Although leaders may be dreading them on the quiet, the only thing genuinely up for debate is the format. This is being fumbled by the Prime Minister who unexpectedly leapt to the defence of the Green Party, excluded from the debates by television broadcasters.
This may have been for the sake of democratic fairness, although something tells me it was more tactical than that, but either way the result has been a barrage of comments that Mr Cameron is running scared of Nigel Farage. Even Ed Miliband is referring to the PM as an ‘empty-chair’ saying he’ll take part in the debates with or without him.
The Prime Minister did not fare too badly in the three 2010 debates, although easier coming from a point of opposition against then PM Gordon Brown, he improved considerably in style and tone from the first to the last. He has also had five more years of public speaking events.
If, or more likely when, he takes part the biggest job for Cameron is to keep his cool as panel members attack his record from all sides and not to parrot soundbites. Sometimes the communication technique of ‘repetition, repetition, repetition,’ needs a bit of a rest.
Miliband and Farage: They have the most to win or lose
In fact the biggest risks are for Ed Miliband and UKIP leader Nigel Farage. Miliband we hear is being coached by Tony Blair’s former spin doctor Alistair Campbell. The Labour leader’s job is to be authentic but look Prime Ministerial. This may be difficult, as sometimes Miliband seems bumbling to explain his arguments succinctly and sometimes assertive. Also, he will either be tired or in his stride by the time the debates happen. So it’s hard to tell.
We have seen from 2010 how the underdog can do well. But, Nigel Farage needs to avoid getting lost on wider aspects of foreign policy and sound sensible on domestic details particularly the finer points of the economy. I don’t think the other debaters will utter the ‘r’ word but they will unpick every sentence he has uttered, statistic he has quoted and party leaflet he has put his picture on.
Farage clearly needs to know his own manifesto inside out (no chance of dismissing it as drivel this year Nige) and blend policy with the blunt ‘man on the street’ style that he is known for. The latest Ashcroft poll puts UKIP at 18%, if Farage plays it right the spin room afterwards may just show more polls of ‘I agree with Nigel.’
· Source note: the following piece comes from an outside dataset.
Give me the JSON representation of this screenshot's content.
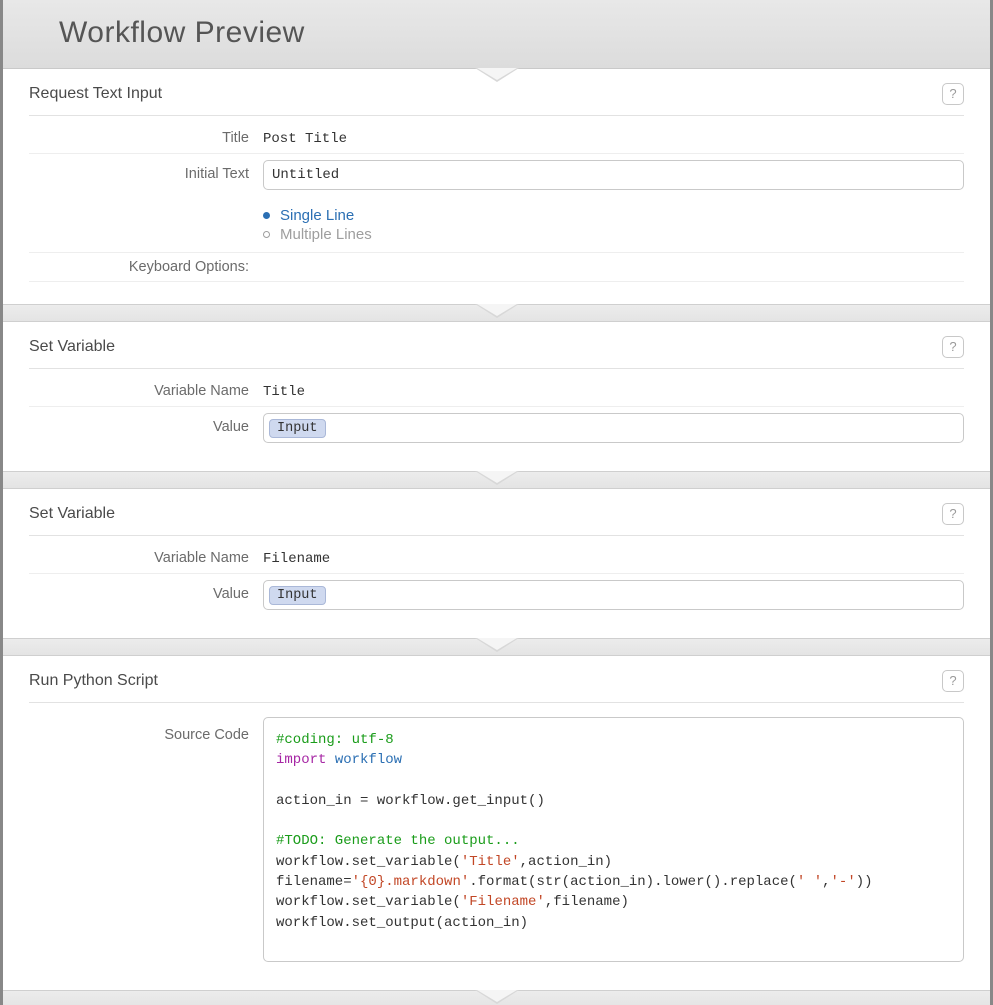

David Cameron leads the government of the day, it will be a lesser debate without him. He should, along with the Deputy Prime Minister Nick Clegg be scrutinised for five years in office and indeed as Farage himself might put it; you need to be in it to win it.